The Sunday morning ride was such an improvement over the previous ones – but I knew the saddle height could be better still. Since then, I’ve adjusted it twice more. I’m fairly certain it’s perfect now, but only the next proper ride will tell.
In his book Just Ride, Grant Petersen suggests that you start with the saddle slightly too high, then adjust downwards in tiny increments until you’re happy. If you go the other way, you’ll hit a point where you’re comfortable and will leave it there. But, in fact, if you were only to go a little higher, you’d feel better still. This is good advice and I probably should have taken it.
However you go about it, having a quick-release clamp allows you – nay, encourages you – to experiment and make repeated changes. And the difference a small change can make is astounding. After the Sunday morning ride, I increased the seat height by about 1cm, and it made a world of difference.
Mostly, you’ll hear that getting the seat height correct is about performance – about using the energy of your muscles to maximum effect. And that’s true. But it’s also about comfort. If the seat is too low – even by 1cm – your muscles never quite relax the whole way around the stroke. (This, by the way, is based on experience – I’ve not researched the science, so don’t expect any.) But if your leg is almost, but not quite, fully extended at the bottom of the stroke, it feels like the muscle releases the tension. It’s so much more relaxing and it seems as though the bike stops resisting you.

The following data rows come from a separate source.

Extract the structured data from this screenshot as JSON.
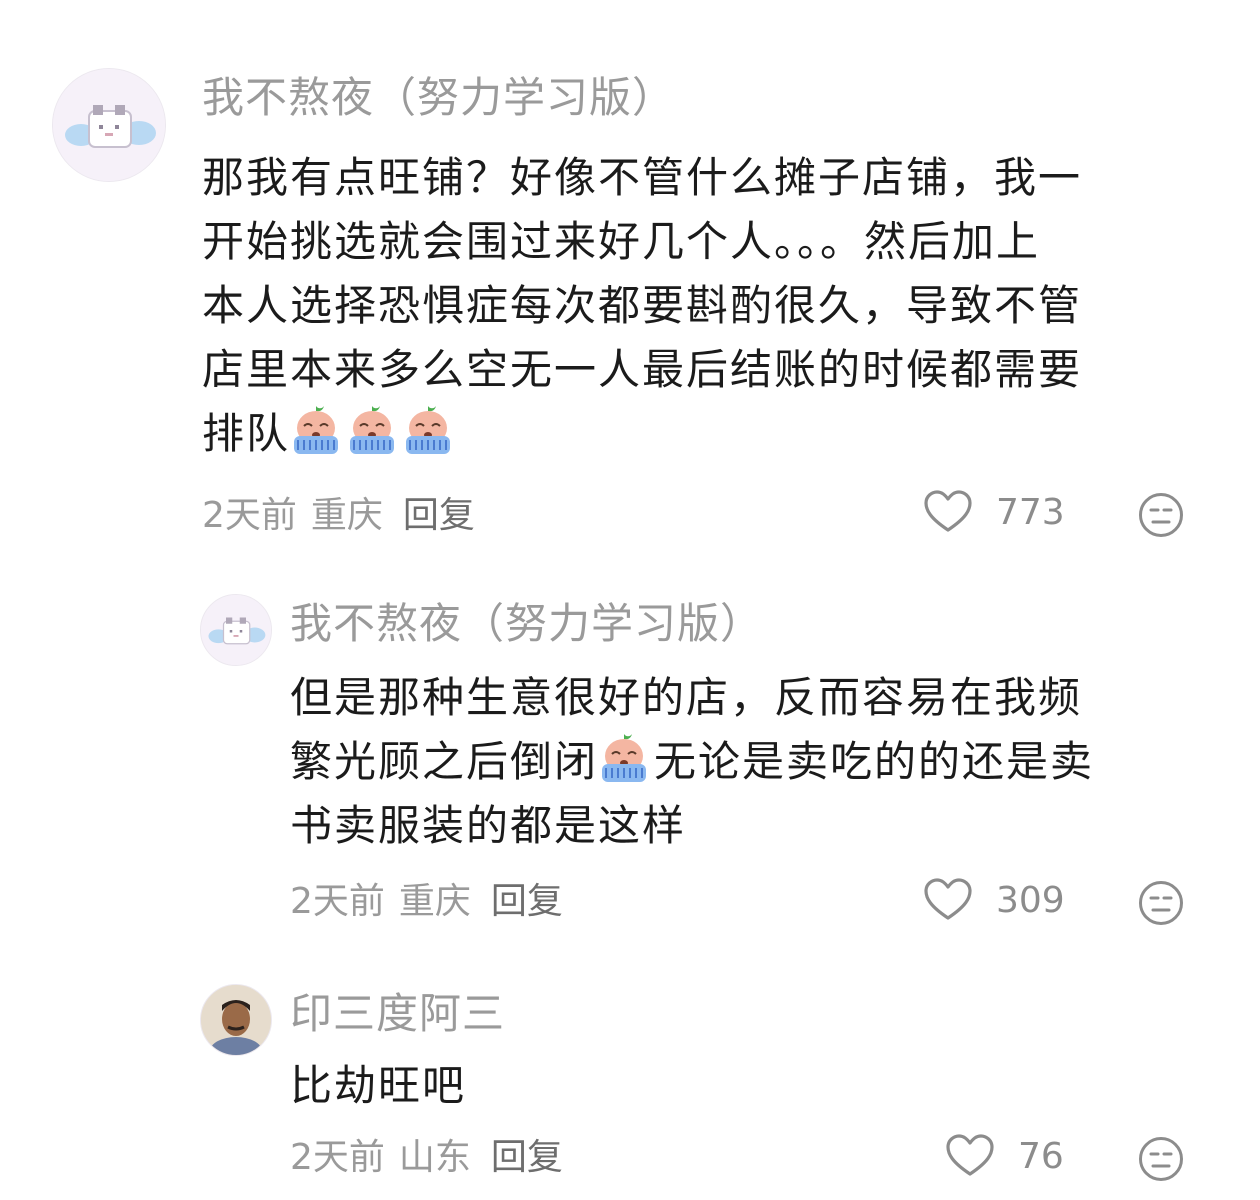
{
  "comments": [
    {
      "author": "我不熬夜（努力学习版）",
      "lines": [
        "那我有点旺铺？好像不管什么摊子店铺，我一",
        "开始挑选就会围过来好几个人。。。然后加上",
        "本人选择恐惧症每次都要斟酌很久，导致不管",
        "店里本来多么空无一人最后结账的时候都需要",
        "排队"
      ],
      "time": "2天前",
      "location": "重庆",
      "reply_label": "回复",
      "likes": "773"
    },
    {
      "author": "我不熬夜（努力学习版）",
      "lines": [
        "但是那种生意很好的店，反而容易在我频",
        "繁光顾之后倒闭",
        "无论是卖吃的的还是卖",
        "书卖服装的都是这样"
      ],
      "time": "2天前",
      "location": "重庆",
      "reply_label": "回复",
      "likes": "309"
    },
    {
      "author": "印三度阿三",
      "lines": [
        "比劫旺吧"
      ],
      "time": "2天前",
      "location": "山东",
      "reply_label": "回复",
      "likes": "76"
    }
  ],
  "icons": {
    "like": "heart-outline-icon",
    "react": "neutral-face-icon",
    "crying": "crying-emoji-icon"
  },
  "colors": {
    "name": "#9a9a9a",
    "text": "#1b1b1b",
    "meta": "#9a9a9a"
  }
}
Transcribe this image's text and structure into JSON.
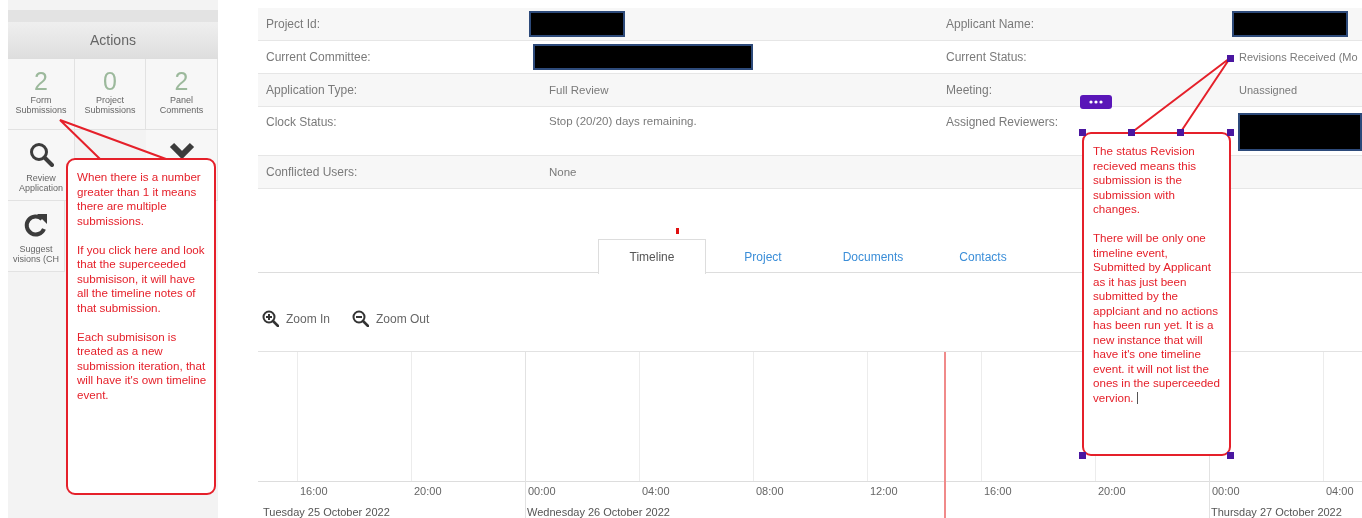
{
  "sidebar": {
    "title": "Actions",
    "counters": [
      {
        "count": "2",
        "lines": [
          "Form",
          "Submissions"
        ]
      },
      {
        "count": "0",
        "lines": [
          "Project",
          "Submissions"
        ]
      },
      {
        "count": "2",
        "lines": [
          "Panel",
          "Comments"
        ]
      }
    ],
    "actions": [
      {
        "kind": "search",
        "lines": [
          "Review",
          "Application"
        ]
      },
      {
        "kind": "empty"
      },
      {
        "kind": "chevron"
      },
      {
        "kind": "redo",
        "lines": [
          "Suggest",
          "visions (CH"
        ]
      }
    ]
  },
  "details": [
    {
      "left": {
        "label": "Project Id:",
        "redacted": true
      },
      "right": {
        "label": "Applicant Name:",
        "redacted": true
      }
    },
    {
      "left": {
        "label": "Current Committee:",
        "redacted": true
      },
      "right": {
        "label": "Current Status:",
        "redacted": false,
        "value": "Revisions Received (Mo"
      }
    },
    {
      "left": {
        "label": "Application Type:",
        "redacted": false,
        "value": "Full Review"
      },
      "right": {
        "label": "Meeting:",
        "redacted": false,
        "value": "Unassigned"
      }
    },
    {
      "left": {
        "label": "Clock Status:",
        "redacted": false,
        "value": "Stop (20/20) days remaining."
      },
      "right": {
        "label": "Assigned Reviewers:",
        "redacted": true
      }
    },
    {
      "left": {
        "label": "Conflicted Users:",
        "redacted": false,
        "value": "None"
      }
    }
  ],
  "tabs": [
    {
      "label": "Timeline",
      "selected": true
    },
    {
      "label": "Project",
      "selected": false
    },
    {
      "label": "Documents",
      "selected": false
    },
    {
      "label": "Contacts",
      "selected": false
    }
  ],
  "zoom_controls": [
    {
      "kind": "in",
      "label": "Zoom In"
    },
    {
      "kind": "out",
      "label": "Zoom Out"
    }
  ],
  "timeline": {
    "ticks": [
      {
        "time": "16:00",
        "date": "Tuesday 25 October 2022"
      },
      {
        "time": "20:00"
      },
      {
        "time": "00:00",
        "date": "Wednesday 26 October 2022"
      },
      {
        "time": "04:00"
      },
      {
        "time": "08:00"
      },
      {
        "time": "12:00"
      },
      {
        "time": "16:00"
      },
      {
        "time": "20:00"
      },
      {
        "time": "00:00",
        "date": "Thursday 27 October 2022"
      },
      {
        "time": "04:00"
      }
    ]
  },
  "callouts": [
    {
      "paragraphs": [
        "When there is a number greater than 1 it means there are multiple submissions.",
        "If you click here and look that the superceeded submisison, it will have all the timeline notes of that submission.",
        "Each submisison is treated as a new submission iteration, that will have it's own timeline event."
      ],
      "editing": false
    },
    {
      "paragraphs": [
        "The status Revision recieved means this submission is the submission with changes.",
        "There will be only one timeline event, Submitted by Applicant as it has just been submitted by the applciant and no actions has been run yet. It is a new instance that will have it's one timeline event. it will not list the ones in the superceeded vervion."
      ],
      "editing": true
    }
  ]
}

A bicycle is a very personal machine. Even those of us who have no interest in racing or performance in that competitive sense still want to feel that we are getting the best out of our bikes, because the longer you can spend in the saddle the more fun you’re going to have. And for me, that starts with the seat height.